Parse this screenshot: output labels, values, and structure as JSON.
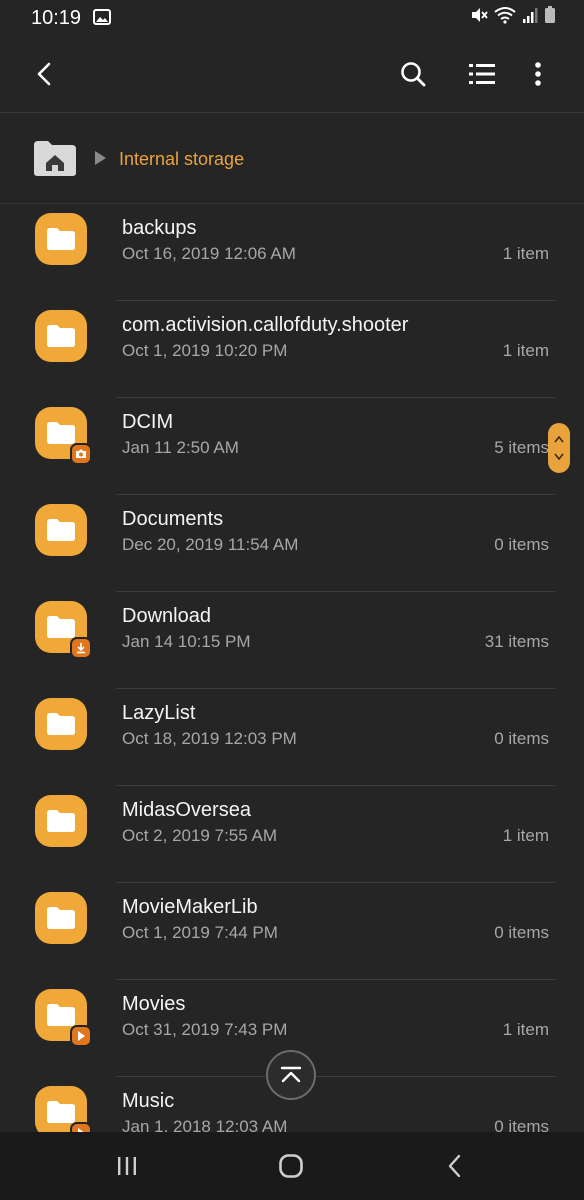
{
  "status": {
    "time": "10:19",
    "icons": [
      "image-icon",
      "mute-icon",
      "wifi-icon",
      "signal-icon",
      "battery-icon"
    ]
  },
  "toolbar": {
    "back_icon": "back-arrow-icon",
    "search_icon": "search-icon",
    "list_view_icon": "list-view-icon",
    "more_icon": "more-vert-icon"
  },
  "breadcrumb": {
    "home_icon": "home-icon",
    "path": [
      "Internal storage"
    ]
  },
  "colors": {
    "accent": "#e8a33d",
    "folder": "#f0a839",
    "badge": "#e0771e",
    "background": "#252525"
  },
  "files": [
    {
      "name": "backups",
      "date": "Oct 16, 2019 12:06 AM",
      "count": "1 item",
      "badge": null
    },
    {
      "name": "com.activision.callofduty.shooter",
      "date": "Oct 1, 2019 10:20 PM",
      "count": "1 item",
      "badge": null
    },
    {
      "name": "DCIM",
      "date": "Jan 11 2:50 AM",
      "count": "5 items",
      "badge": "camera-icon"
    },
    {
      "name": "Documents",
      "date": "Dec 20, 2019 11:54 AM",
      "count": "0 items",
      "badge": null
    },
    {
      "name": "Download",
      "date": "Jan 14 10:15 PM",
      "count": "31 items",
      "badge": "download-icon"
    },
    {
      "name": "LazyList",
      "date": "Oct 18, 2019 12:03 PM",
      "count": "0 items",
      "badge": null
    },
    {
      "name": "MidasOversea",
      "date": "Oct 2, 2019 7:55 AM",
      "count": "1 item",
      "badge": null
    },
    {
      "name": "MovieMakerLib",
      "date": "Oct 1, 2019 7:44 PM",
      "count": "0 items",
      "badge": null
    },
    {
      "name": "Movies",
      "date": "Oct 31, 2019 7:43 PM",
      "count": "1 item",
      "badge": "play-icon"
    },
    {
      "name": "Music",
      "date": "Jan 1, 2018 12:03 AM",
      "count": "0 items",
      "badge": "music-icon"
    }
  ],
  "nav": {
    "recents_icon": "recents-icon",
    "home_icon": "home-circle-icon",
    "back_icon": "back-chevron-icon"
  }
}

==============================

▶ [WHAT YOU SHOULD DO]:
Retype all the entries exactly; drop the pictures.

▶ [EXERCISE RESPONSE]:
Parse this screenshot: output labels, values, and structure as JSON.
{
  "status": {
    "time": "10:19",
    "icons": [
      "image-icon",
      "mute-icon",
      "wifi-icon",
      "signal-icon",
      "battery-icon"
    ]
  },
  "toolbar": {
    "back_icon": "back-arrow-icon",
    "search_icon": "search-icon",
    "list_view_icon": "list-view-icon",
    "more_icon": "more-vert-icon"
  },
  "breadcrumb": {
    "home_icon": "home-icon",
    "path": [
      "Internal storage"
    ]
  },
  "colors": {
    "accent": "#e8a33d",
    "folder": "#f0a839",
    "badge": "#e0771e",
    "background": "#252525"
  },
  "files": [
    {
      "name": "backups",
      "date": "Oct 16, 2019 12:06 AM",
      "count": "1 item",
      "badge": null
    },
    {
      "name": "com.activision.callofduty.shooter",
      "date": "Oct 1, 2019 10:20 PM",
      "count": "1 item",
      "badge": null
    },
    {
      "name": "DCIM",
      "date": "Jan 11 2:50 AM",
      "count": "5 items",
      "badge": "camera-icon"
    },
    {
      "name": "Documents",
      "date": "Dec 20, 2019 11:54 AM",
      "count": "0 items",
      "badge": null
    },
    {
      "name": "Download",
      "date": "Jan 14 10:15 PM",
      "count": "31 items",
      "badge": "download-icon"
    },
    {
      "name": "LazyList",
      "date": "Oct 18, 2019 12:03 PM",
      "count": "0 items",
      "badge": null
    },
    {
      "name": "MidasOversea",
      "date": "Oct 2, 2019 7:55 AM",
      "count": "1 item",
      "badge": null
    },
    {
      "name": "MovieMakerLib",
      "date": "Oct 1, 2019 7:44 PM",
      "count": "0 items",
      "badge": null
    },
    {
      "name": "Movies",
      "date": "Oct 31, 2019 7:43 PM",
      "count": "1 item",
      "badge": "play-icon"
    },
    {
      "name": "Music",
      "date": "Jan 1, 2018 12:03 AM",
      "count": "0 items",
      "badge": "music-icon"
    }
  ],
  "nav": {
    "recents_icon": "recents-icon",
    "home_icon": "home-circle-icon",
    "back_icon": "back-chevron-icon"
  }
}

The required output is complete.